A little while ago, we wrote a blog about IT’s biggest downfall – the people involved. That post talked about the NHS mass email fiasco, and was in itself inspired by 2 IT disasters – some printers in the US that started spewing anti-Semitic messages and a Twitter AI bot who had a meltdown and ‘learnt’ how to be a racist, hate filled internet citizen. I’m not going to tell you any more about those 2 posts, you can go and read them any time you like and have a good giggle. But now, we have another, slightly more serious scenario that has really brought it home to many people just how much of a risk the human factor is. I’m talking, of course, about BA.
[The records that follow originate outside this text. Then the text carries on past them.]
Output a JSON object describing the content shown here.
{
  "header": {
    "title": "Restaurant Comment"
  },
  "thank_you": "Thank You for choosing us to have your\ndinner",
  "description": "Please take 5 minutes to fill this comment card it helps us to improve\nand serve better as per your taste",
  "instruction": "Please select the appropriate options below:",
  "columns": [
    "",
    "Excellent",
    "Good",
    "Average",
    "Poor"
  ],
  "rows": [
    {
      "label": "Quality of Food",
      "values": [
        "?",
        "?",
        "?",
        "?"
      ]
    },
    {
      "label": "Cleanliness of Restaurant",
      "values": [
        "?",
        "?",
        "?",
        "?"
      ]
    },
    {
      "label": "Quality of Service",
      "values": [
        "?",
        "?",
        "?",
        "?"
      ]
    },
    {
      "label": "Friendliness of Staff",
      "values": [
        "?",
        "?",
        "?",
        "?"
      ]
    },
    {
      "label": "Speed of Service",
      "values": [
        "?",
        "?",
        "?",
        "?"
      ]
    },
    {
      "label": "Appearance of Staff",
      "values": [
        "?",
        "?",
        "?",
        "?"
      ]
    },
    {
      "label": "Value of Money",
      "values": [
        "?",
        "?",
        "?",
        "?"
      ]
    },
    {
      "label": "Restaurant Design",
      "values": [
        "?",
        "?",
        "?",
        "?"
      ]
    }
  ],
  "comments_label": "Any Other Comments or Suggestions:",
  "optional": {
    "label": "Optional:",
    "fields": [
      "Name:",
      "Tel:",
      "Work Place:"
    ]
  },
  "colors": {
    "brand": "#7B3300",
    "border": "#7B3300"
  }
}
On the 5th of June, over 75,000 travellers were left stranded and confused as an IT meltdown caused chaos for the airline. The IT system malfunction affected all flights worldwide, with travel manifestos disappearing and every single flight being cancelled. The problems prevented scheduled flights from taking off, incoming aircraft were unable to park at their gates and passengers were stranded on the tarmac. The airline was unable to rebook passengers onto other flights as a solution, leaving hundreds of thousands of travellers stranded. So what on earth happened to cause such a widespread mess?
An engineer disconnected a power supply somewhere in a datacentre, and when he plugged it back in, a power surge knocked everything out. That’s all it was. A guy in a datacentre unplugged the wrong wire, and over 75,000 people were thrown into turmoil.
The thing is, there are some glaring holes in this story. For starters, BA has two datacentres near Heathrow that are about a kilometre apart (we’ve done our homework). The point of having 2 datacentres is so that if something goes wrong in one, the systems can fail over to the second and keep running as normal, allowing them to solve the problems with the first. So how did a power surge affect both datacentres? Why did the UPS (uninterruptable power supply) not kick in? Even if too had failed and it didn’t work, there were plenty of back-ups and fail safes in place, so why didn’t they do their job and pick up the slack. In a system that is tested for failure on a regular basis, it seems unbelievable that a simple power surge knocked out all of their systems in such an instant and widespread manner. Datacentres routinely do tests for power failure, and large centres usually have 4 or 5 generators all powered up and ready to take over within milliseconds of a failure. It’s part of the reason businesses dealing with large volumes of mission critical data opt to use them – it’s all of the hardware, security and back up for a fraction of the cost of a self-installation.
I don’t think we’ll even know for sure if this is the real reason, or if there was more to it. Concerns about budget may have led to BA cutting down on infrastructure, so such a simple thing could have wiped out their systems without the extra fail safes in place. Or it could have been a more calculated internal attack, designed to cause chaos. Only those in the room at the time know exactly what happened, so all we can do is guess, or trust their explanation. But what we do know is that that poor engineer has the wrath of nearly 100,000 angry travellers coming his way.
At All Your Computers we love a good scandal, a chance to explore why the story might not be quite right and talk all about the fun IT bits in between. To keep up with our ramblings, follow our blog or subscribe to our newsletter. Or if you have any questions about making sure your business never fails thanks to a power surge, just get in touch with me and we can talk shop.